Element data from apps and pages:
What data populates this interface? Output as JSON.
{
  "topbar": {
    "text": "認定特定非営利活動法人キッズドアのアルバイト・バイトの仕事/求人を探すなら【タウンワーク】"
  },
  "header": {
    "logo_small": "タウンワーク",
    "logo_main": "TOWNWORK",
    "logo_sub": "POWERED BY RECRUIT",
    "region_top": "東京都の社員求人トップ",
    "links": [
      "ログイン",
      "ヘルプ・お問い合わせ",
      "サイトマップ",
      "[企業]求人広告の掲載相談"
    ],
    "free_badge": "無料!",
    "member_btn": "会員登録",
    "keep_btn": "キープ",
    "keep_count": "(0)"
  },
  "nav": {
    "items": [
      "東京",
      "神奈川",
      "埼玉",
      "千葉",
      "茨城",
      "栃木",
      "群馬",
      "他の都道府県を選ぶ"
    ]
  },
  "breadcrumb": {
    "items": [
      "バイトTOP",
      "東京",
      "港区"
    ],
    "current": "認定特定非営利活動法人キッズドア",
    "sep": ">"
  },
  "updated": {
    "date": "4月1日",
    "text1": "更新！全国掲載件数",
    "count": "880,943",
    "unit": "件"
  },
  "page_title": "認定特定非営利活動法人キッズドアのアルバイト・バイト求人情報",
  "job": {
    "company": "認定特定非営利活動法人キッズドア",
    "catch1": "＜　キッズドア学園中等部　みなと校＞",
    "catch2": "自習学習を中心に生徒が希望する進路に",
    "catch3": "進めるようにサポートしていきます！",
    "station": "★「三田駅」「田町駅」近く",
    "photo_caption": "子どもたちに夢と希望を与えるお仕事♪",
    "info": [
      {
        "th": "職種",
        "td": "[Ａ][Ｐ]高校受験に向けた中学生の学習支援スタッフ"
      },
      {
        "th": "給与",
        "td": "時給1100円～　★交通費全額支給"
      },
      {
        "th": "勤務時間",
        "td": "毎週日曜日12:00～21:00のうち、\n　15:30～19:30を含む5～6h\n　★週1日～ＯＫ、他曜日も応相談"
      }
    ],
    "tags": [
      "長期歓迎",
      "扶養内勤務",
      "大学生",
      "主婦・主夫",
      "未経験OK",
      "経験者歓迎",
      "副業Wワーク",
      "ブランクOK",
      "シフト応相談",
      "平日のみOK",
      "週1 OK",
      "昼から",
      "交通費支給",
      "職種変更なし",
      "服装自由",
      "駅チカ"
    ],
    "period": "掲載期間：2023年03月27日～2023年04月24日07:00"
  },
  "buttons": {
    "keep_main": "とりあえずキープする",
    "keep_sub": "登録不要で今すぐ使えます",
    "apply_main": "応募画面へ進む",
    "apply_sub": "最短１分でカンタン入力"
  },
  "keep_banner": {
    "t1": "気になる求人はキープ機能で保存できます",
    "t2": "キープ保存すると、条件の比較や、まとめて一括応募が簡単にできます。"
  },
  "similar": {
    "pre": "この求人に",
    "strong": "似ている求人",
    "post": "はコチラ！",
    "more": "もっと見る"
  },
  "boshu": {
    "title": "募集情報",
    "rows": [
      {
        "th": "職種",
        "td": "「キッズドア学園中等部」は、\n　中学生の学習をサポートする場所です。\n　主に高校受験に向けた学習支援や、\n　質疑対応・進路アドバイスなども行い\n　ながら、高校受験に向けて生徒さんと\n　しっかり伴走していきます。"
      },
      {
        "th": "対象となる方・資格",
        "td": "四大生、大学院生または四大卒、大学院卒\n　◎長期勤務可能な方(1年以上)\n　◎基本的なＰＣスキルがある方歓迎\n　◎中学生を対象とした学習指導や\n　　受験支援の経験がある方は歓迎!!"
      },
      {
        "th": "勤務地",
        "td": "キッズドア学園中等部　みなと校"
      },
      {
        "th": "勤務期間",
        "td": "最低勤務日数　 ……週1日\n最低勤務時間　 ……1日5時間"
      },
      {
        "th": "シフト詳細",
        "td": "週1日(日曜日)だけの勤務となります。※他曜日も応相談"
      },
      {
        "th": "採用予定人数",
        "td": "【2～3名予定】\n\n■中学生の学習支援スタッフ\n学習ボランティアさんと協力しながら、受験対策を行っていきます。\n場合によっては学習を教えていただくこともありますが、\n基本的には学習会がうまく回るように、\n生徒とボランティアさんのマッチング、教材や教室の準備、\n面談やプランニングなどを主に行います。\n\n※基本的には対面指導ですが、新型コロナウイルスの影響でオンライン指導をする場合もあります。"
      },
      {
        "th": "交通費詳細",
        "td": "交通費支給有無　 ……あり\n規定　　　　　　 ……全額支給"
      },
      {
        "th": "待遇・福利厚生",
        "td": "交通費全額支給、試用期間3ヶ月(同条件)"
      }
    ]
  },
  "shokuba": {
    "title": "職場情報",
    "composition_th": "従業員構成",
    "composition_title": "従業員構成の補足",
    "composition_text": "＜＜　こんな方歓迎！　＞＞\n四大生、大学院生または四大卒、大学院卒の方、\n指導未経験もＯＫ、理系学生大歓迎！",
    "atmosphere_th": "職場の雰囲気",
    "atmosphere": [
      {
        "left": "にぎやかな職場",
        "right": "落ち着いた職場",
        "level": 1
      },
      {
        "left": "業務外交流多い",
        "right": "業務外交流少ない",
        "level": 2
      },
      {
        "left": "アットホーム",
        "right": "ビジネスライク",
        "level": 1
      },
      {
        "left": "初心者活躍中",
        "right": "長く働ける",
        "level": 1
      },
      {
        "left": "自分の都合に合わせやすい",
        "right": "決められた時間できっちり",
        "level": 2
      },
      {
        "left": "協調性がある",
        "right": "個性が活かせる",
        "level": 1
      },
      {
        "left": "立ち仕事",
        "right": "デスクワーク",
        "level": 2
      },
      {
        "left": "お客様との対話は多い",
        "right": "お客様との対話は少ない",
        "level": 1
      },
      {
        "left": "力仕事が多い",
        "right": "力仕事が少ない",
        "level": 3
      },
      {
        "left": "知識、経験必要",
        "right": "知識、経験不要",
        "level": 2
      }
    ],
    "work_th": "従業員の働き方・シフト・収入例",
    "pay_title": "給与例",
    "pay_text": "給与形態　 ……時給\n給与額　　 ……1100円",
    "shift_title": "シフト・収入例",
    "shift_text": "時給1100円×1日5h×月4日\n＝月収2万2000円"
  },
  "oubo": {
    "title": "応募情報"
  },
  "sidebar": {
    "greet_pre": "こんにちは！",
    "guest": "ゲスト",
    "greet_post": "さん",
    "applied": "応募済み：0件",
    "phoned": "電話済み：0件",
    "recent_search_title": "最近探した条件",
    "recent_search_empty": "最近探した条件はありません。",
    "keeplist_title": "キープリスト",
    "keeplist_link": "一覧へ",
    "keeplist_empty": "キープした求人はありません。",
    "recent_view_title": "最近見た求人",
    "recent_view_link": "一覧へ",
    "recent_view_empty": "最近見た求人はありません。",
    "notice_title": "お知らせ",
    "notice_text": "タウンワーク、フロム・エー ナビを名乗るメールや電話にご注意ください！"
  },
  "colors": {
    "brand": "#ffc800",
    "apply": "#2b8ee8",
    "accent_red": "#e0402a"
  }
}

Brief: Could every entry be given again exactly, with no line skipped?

Problem solution:
What data populates this interface? Output as JSON.
{
  "topbar": {
    "text": "認定特定非営利活動法人キッズドアのアルバイト・バイトの仕事/求人を探すなら【タウンワーク】"
  },
  "header": {
    "logo_small": "タウンワーク",
    "logo_main": "TOWNWORK",
    "logo_sub": "POWERED BY RECRUIT",
    "region_top": "東京都の社員求人トップ",
    "links": [
      "ログイン",
      "ヘルプ・お問い合わせ",
      "サイトマップ",
      "[企業]求人広告の掲載相談"
    ],
    "free_badge": "無料!",
    "member_btn": "会員登録",
    "keep_btn": "キープ",
    "keep_count": "(0)"
  },
  "nav": {
    "items": [
      "東京",
      "神奈川",
      "埼玉",
      "千葉",
      "茨城",
      "栃木",
      "群馬",
      "他の都道府県を選ぶ"
    ]
  },
  "breadcrumb": {
    "items": [
      "バイトTOP",
      "東京",
      "港区"
    ],
    "current": "認定特定非営利活動法人キッズドア",
    "sep": ">"
  },
  "updated": {
    "date": "4月1日",
    "text1": "更新！全国掲載件数",
    "count": "880,943",
    "unit": "件"
  },
  "page_title": "認定特定非営利活動法人キッズドアのアルバイト・バイト求人情報",
  "job": {
    "company": "認定特定非営利活動法人キッズドア",
    "catch1": "＜　キッズドア学園中等部　みなと校＞",
    "catch2": "自習学習を中心に生徒が希望する進路に",
    "catch3": "進めるようにサポートしていきます！",
    "station": "★「三田駅」「田町駅」近く",
    "photo_caption": "子どもたちに夢と希望を与えるお仕事♪",
    "info": [
      {
        "th": "職種",
        "td": "[Ａ][Ｐ]高校受験に向けた中学生の学習支援スタッフ"
      },
      {
        "th": "給与",
        "td": "時給1100円～　★交通費全額支給"
      },
      {
        "th": "勤務時間",
        "td": "毎週日曜日12:00～21:00のうち、\n　15:30～19:30を含む5～6h\n　★週1日～ＯＫ、他曜日も応相談"
      }
    ],
    "tags": [
      "長期歓迎",
      "扶養内勤務",
      "大学生",
      "主婦・主夫",
      "未経験OK",
      "経験者歓迎",
      "副業Wワーク",
      "ブランクOK",
      "シフト応相談",
      "平日のみOK",
      "週1 OK",
      "昼から",
      "交通費支給",
      "職種変更なし",
      "服装自由",
      "駅チカ"
    ],
    "period": "掲載期間：2023年03月27日～2023年04月24日07:00"
  },
  "buttons": {
    "keep_main": "とりあえずキープする",
    "keep_sub": "登録不要で今すぐ使えます",
    "apply_main": "応募画面へ進む",
    "apply_sub": "最短１分でカンタン入力"
  },
  "keep_banner": {
    "t1": "気になる求人はキープ機能で保存できます",
    "t2": "キープ保存すると、条件の比較や、まとめて一括応募が簡単にできます。"
  },
  "similar": {
    "pre": "この求人に",
    "strong": "似ている求人",
    "post": "はコチラ！",
    "more": "もっと見る"
  },
  "boshu": {
    "title": "募集情報",
    "rows": [
      {
        "th": "職種",
        "td": "「キッズドア学園中等部」は、\n　中学生の学習をサポートする場所です。\n　主に高校受験に向けた学習支援や、\n　質疑対応・進路アドバイスなども行い\n　ながら、高校受験に向けて生徒さんと\n　しっかり伴走していきます。"
      },
      {
        "th": "対象となる方・資格",
        "td": "四大生、大学院生または四大卒、大学院卒\n　◎長期勤務可能な方(1年以上)\n　◎基本的なＰＣスキルがある方歓迎\n　◎中学生を対象とした学習指導や\n　　受験支援の経験がある方は歓迎!!"
      },
      {
        "th": "勤務地",
        "td": "キッズドア学園中等部　みなと校"
      },
      {
        "th": "勤務期間",
        "td": "最低勤務日数　 ……週1日\n最低勤務時間　 ……1日5時間"
      },
      {
        "th": "シフト詳細",
        "td": "週1日(日曜日)だけの勤務となります。※他曜日も応相談"
      },
      {
        "th": "採用予定人数",
        "td": "【2～3名予定】\n\n■中学生の学習支援スタッフ\n学習ボランティアさんと協力しながら、受験対策を行っていきます。\n場合によっては学習を教えていただくこともありますが、\n基本的には学習会がうまく回るように、\n生徒とボランティアさんのマッチング、教材や教室の準備、\n面談やプランニングなどを主に行います。\n\n※基本的には対面指導ですが、新型コロナウイルスの影響でオンライン指導をする場合もあります。"
      },
      {
        "th": "交通費詳細",
        "td": "交通費支給有無　 ……あり\n規定　　　　　　 ……全額支給"
      },
      {
        "th": "待遇・福利厚生",
        "td": "交通費全額支給、試用期間3ヶ月(同条件)"
      }
    ]
  },
  "shokuba": {
    "title": "職場情報",
    "composition_th": "従業員構成",
    "composition_title": "従業員構成の補足",
    "composition_text": "＜＜　こんな方歓迎！　＞＞\n四大生、大学院生または四大卒、大学院卒の方、\n指導未経験もＯＫ、理系学生大歓迎！",
    "atmosphere_th": "職場の雰囲気",
    "atmosphere": [
      {
        "left": "にぎやかな職場",
        "right": "落ち着いた職場",
        "level": 1
      },
      {
        "left": "業務外交流多い",
        "right": "業務外交流少ない",
        "level": 2
      },
      {
        "left": "アットホーム",
        "right": "ビジネスライク",
        "level": 1
      },
      {
        "left": "初心者活躍中",
        "right": "長く働ける",
        "level": 1
      },
      {
        "left": "自分の都合に合わせやすい",
        "right": "決められた時間できっちり",
        "level": 2
      },
      {
        "left": "協調性がある",
        "right": "個性が活かせる",
        "level": 1
      },
      {
        "left": "立ち仕事",
        "right": "デスクワーク",
        "level": 2
      },
      {
        "left": "お客様との対話は多い",
        "right": "お客様との対話は少ない",
        "level": 1
      },
      {
        "left": "力仕事が多い",
        "right": "力仕事が少ない",
        "level": 3
      },
      {
        "left": "知識、経験必要",
        "right": "知識、経験不要",
        "level": 2
      }
    ],
    "work_th": "従業員の働き方・シフト・収入例",
    "pay_title": "給与例",
    "pay_text": "給与形態　 ……時給\n給与額　　 ……1100円",
    "shift_title": "シフト・収入例",
    "shift_text": "時給1100円×1日5h×月4日\n＝月収2万2000円"
  },
  "oubo": {
    "title": "応募情報"
  },
  "sidebar": {
    "greet_pre": "こんにちは！",
    "guest": "ゲスト",
    "greet_post": "さん",
    "applied": "応募済み：0件",
    "phoned": "電話済み：0件",
    "recent_search_title": "最近探した条件",
    "recent_search_empty": "最近探した条件はありません。",
    "keeplist_title": "キープリスト",
    "keeplist_link": "一覧へ",
    "keeplist_empty": "キープした求人はありません。",
    "recent_view_title": "最近見た求人",
    "recent_view_link": "一覧へ",
    "recent_view_empty": "最近見た求人はありません。",
    "notice_title": "お知らせ",
    "notice_text": "タウンワーク、フロム・エー ナビを名乗るメールや電話にご注意ください！"
  },
  "colors": {
    "brand": "#ffc800",
    "apply": "#2b8ee8",
    "accent_red": "#e0402a"
  }
}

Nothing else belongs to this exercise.